| Task to carry out |
What lines in the records below mention "price"? List them all.

| Information given |
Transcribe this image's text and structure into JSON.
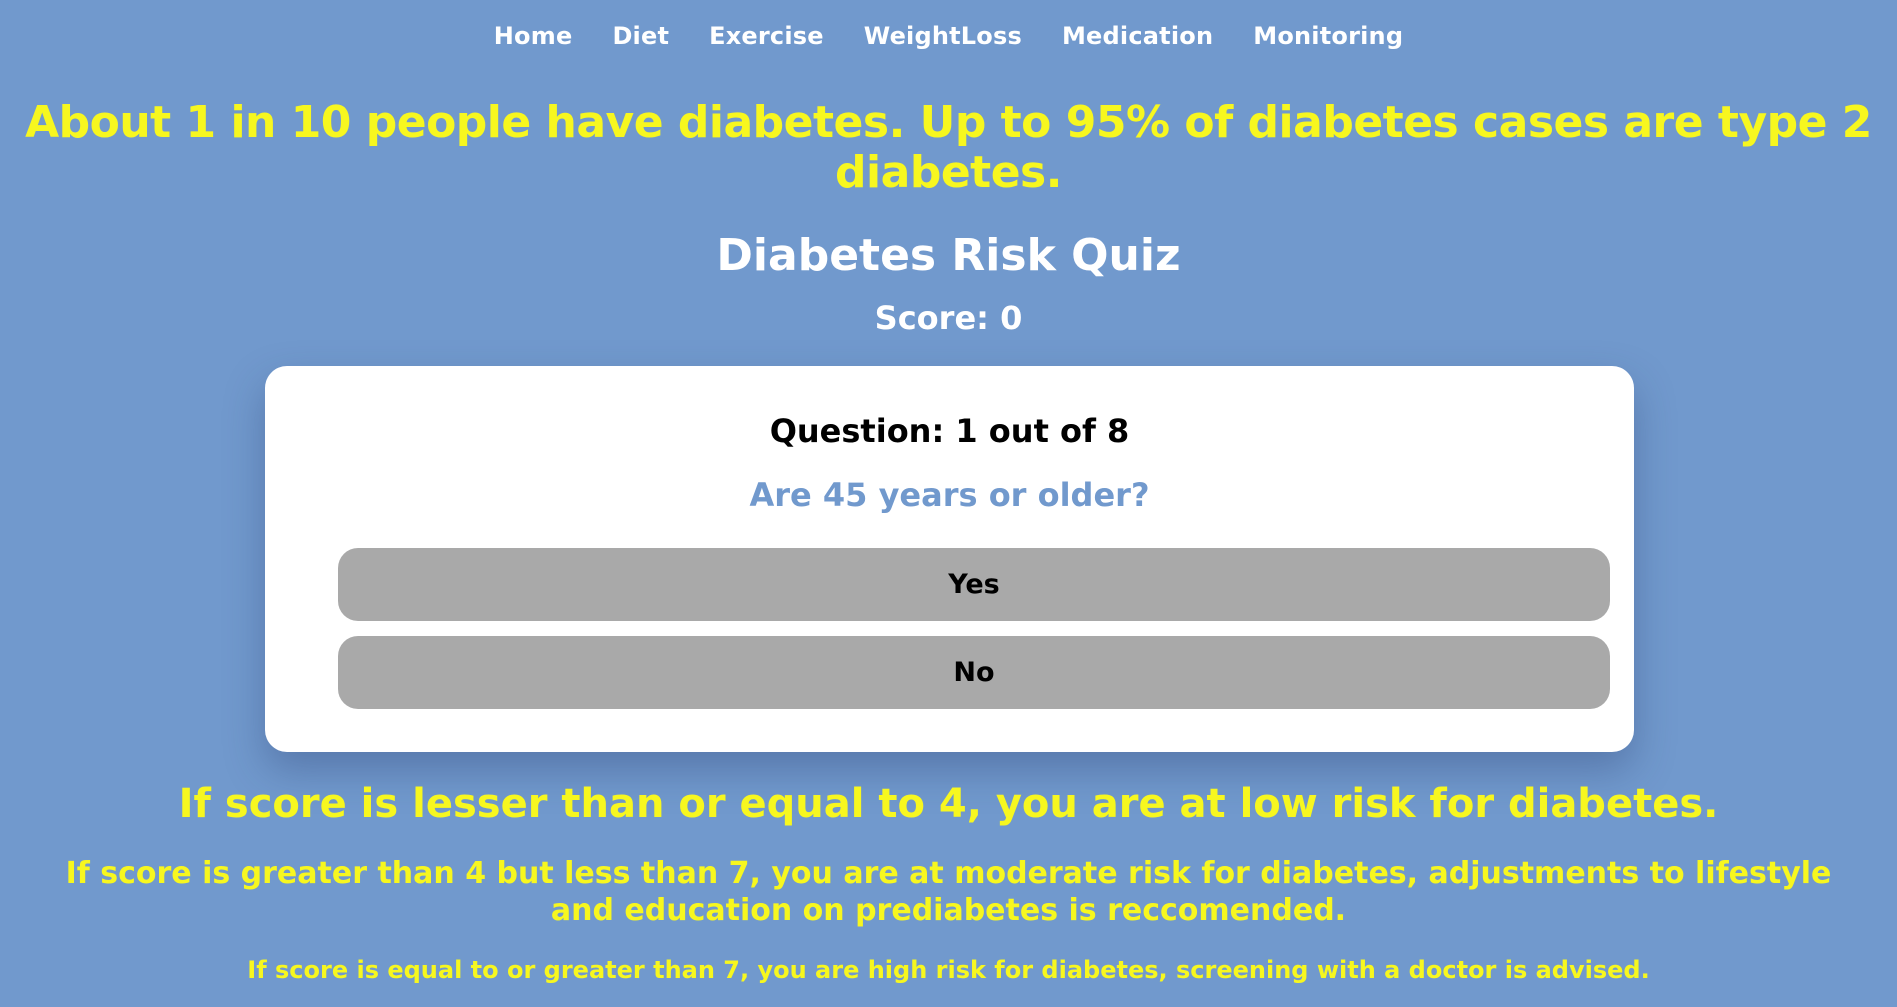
{
  "nav": {
    "items": [
      "Home",
      "Diet",
      "Exercise",
      "WeightLoss",
      "Medication",
      "Monitoring"
    ]
  },
  "headline": "About 1 in 10 people have diabetes. Up to 95% of diabetes cases are type 2 diabetes.",
  "quiz": {
    "title": "Diabetes Risk Quiz",
    "score_label": "Score: 0",
    "question_number": "Question: 1 out of 8",
    "question_text": "Are 45 years or older?",
    "answers": [
      "Yes",
      "No"
    ]
  },
  "info": {
    "low": "If score is lesser than or equal to 4, you are at low risk for diabetes.",
    "moderate": "If score is greater than 4 but less than 7, you are at moderate risk for diabetes, adjustments to lifestyle and education on prediabetes is reccomended.",
    "high": "If score is equal to or greater than 7, you are high risk for diabetes, screening with a doctor is advised."
  },
  "colors": {
    "background": "#7199cd",
    "highlight": "#f7f71f",
    "card": "#ffffff",
    "button": "#a9a9a9"
  }
}
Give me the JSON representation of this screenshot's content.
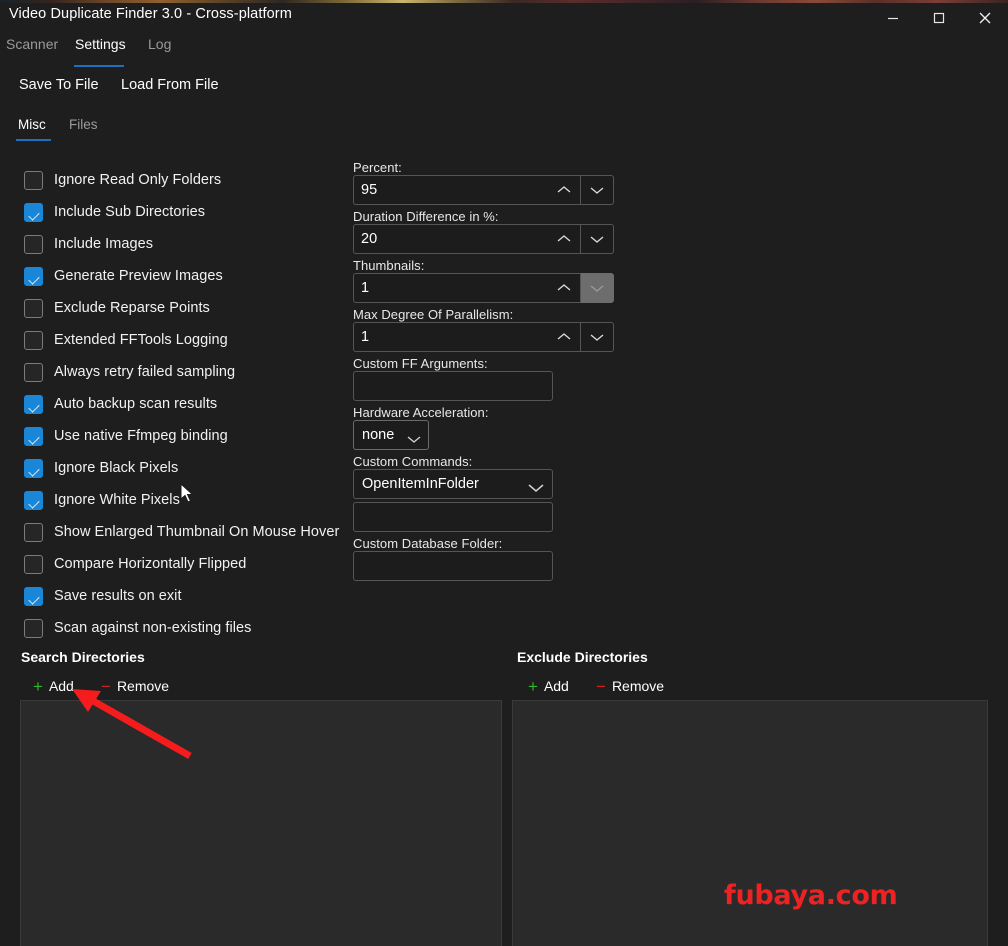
{
  "window": {
    "title": "Video Duplicate Finder 3.0 - Cross-platform",
    "controls": {
      "minimize": "minimize-icon",
      "maximize": "maximize-icon",
      "close": "close-icon"
    }
  },
  "colors": {
    "accent": "#1f6fbf",
    "checkbox_on": "#1a86d8",
    "add_green": "#2eb82e",
    "remove_red": "#cc2222",
    "watermark_red": "#ee2222",
    "background": "#1e1e1e",
    "listbox": "#2a2a2a"
  },
  "tabs": [
    {
      "label": "Scanner",
      "active": false
    },
    {
      "label": "Settings",
      "active": true
    },
    {
      "label": "Log",
      "active": false
    }
  ],
  "toolbar": {
    "save_to_file": "Save To File",
    "load_from_file": "Load From File"
  },
  "subtabs": [
    {
      "label": "Misc",
      "active": true
    },
    {
      "label": "Files",
      "active": false
    }
  ],
  "checkboxes": [
    {
      "label": "Ignore Read Only Folders",
      "checked": false
    },
    {
      "label": "Include Sub Directories",
      "checked": true
    },
    {
      "label": "Include Images",
      "checked": false
    },
    {
      "label": "Generate Preview Images",
      "checked": true
    },
    {
      "label": "Exclude Reparse Points",
      "checked": false
    },
    {
      "label": "Extended FFTools Logging",
      "checked": false
    },
    {
      "label": "Always retry failed sampling",
      "checked": false
    },
    {
      "label": "Auto backup scan results",
      "checked": true
    },
    {
      "label": "Use native Ffmpeg binding",
      "checked": true
    },
    {
      "label": "Ignore Black Pixels",
      "checked": true
    },
    {
      "label": "Ignore White Pixels",
      "checked": true
    },
    {
      "label": "Show Enlarged Thumbnail On Mouse Hover",
      "checked": false
    },
    {
      "label": "Compare Horizontally Flipped",
      "checked": false
    },
    {
      "label": "Save results on exit",
      "checked": true
    },
    {
      "label": "Scan against non-existing files",
      "checked": false
    }
  ],
  "form": {
    "percent": {
      "label": "Percent:",
      "value": "95"
    },
    "duration_diff": {
      "label": "Duration Difference in %:",
      "value": "20"
    },
    "thumbnails": {
      "label": "Thumbnails:",
      "value": "1",
      "down_hovered": true
    },
    "parallelism": {
      "label": "Max Degree Of Parallelism:",
      "value": "1"
    },
    "custom_ff_args": {
      "label": "Custom FF Arguments:",
      "value": "",
      "placeholder": ""
    },
    "hardware_accel": {
      "label": "Hardware Acceleration:",
      "value": "none",
      "options": [
        "none"
      ]
    },
    "custom_commands": {
      "label": "Custom Commands:",
      "value": "OpenItemInFolder",
      "options": [
        "OpenItemInFolder"
      ]
    },
    "custom_command_value": {
      "value": "",
      "placeholder": ""
    },
    "custom_db_folder": {
      "label": "Custom Database Folder:",
      "value": "",
      "placeholder": ""
    }
  },
  "directories": {
    "search": {
      "title": "Search Directories",
      "add": "Add",
      "remove": "Remove",
      "items": []
    },
    "exclude": {
      "title": "Exclude Directories",
      "add": "Add",
      "remove": "Remove",
      "items": []
    }
  },
  "watermark": "fubaya.com"
}
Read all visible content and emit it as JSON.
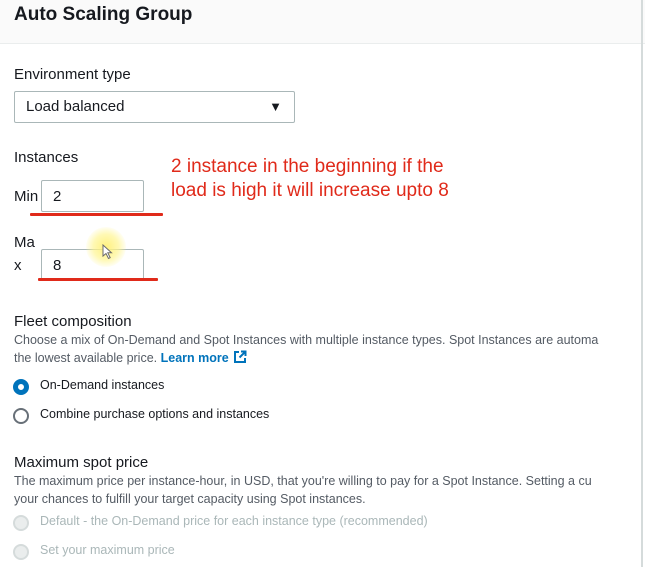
{
  "header": {
    "title": "Auto Scaling Group"
  },
  "environment": {
    "label": "Environment type",
    "selected": "Load balanced",
    "caret_icon": "caret-down-icon"
  },
  "instances": {
    "label": "Instances",
    "min_label": "Min",
    "min_value": "2",
    "max_label_line1": "Ma",
    "max_label_line2": "x",
    "max_value": "8"
  },
  "annotation": {
    "line1": "2 instance in the beginning if the",
    "line2": "load is high it will increase upto 8",
    "color": "#e02a1a"
  },
  "fleet": {
    "title": "Fleet composition",
    "desc_line1": "Choose a mix of On-Demand and Spot Instances with multiple instance types. Spot Instances are automa",
    "desc_line2": "the lowest available price.",
    "learn_more": "Learn more",
    "options": [
      {
        "label": "On-Demand instances",
        "checked": true
      },
      {
        "label": "Combine purchase options and instances",
        "checked": false
      }
    ]
  },
  "spot": {
    "title": "Maximum spot price",
    "desc_line1": "The maximum price per instance-hour, in USD, that you're willing to pay for a Spot Instance. Setting a cu",
    "desc_line2": "your chances to fulfill your target capacity using Spot instances.",
    "options": [
      {
        "label": "Default - the On-Demand price for each instance type (recommended)",
        "disabled": true
      },
      {
        "label": "Set your maximum price",
        "disabled": true
      }
    ]
  },
  "colors": {
    "accent": "#0073bb",
    "annotation": "#e02a1a",
    "text": "#16191f",
    "muted": "#545b64"
  }
}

| Response area |
    "desc_line2": "the lowest available price.",
    "title": "Maximum spot price",
    "desc_line1": "The maximum price per instance-hour, in USD, that you're willing to pay for a Spot Instance. Setting a cu",
        "label": "Default - the On-Demand price for each instance type (recommended)",
        "label": "Set your maximum price",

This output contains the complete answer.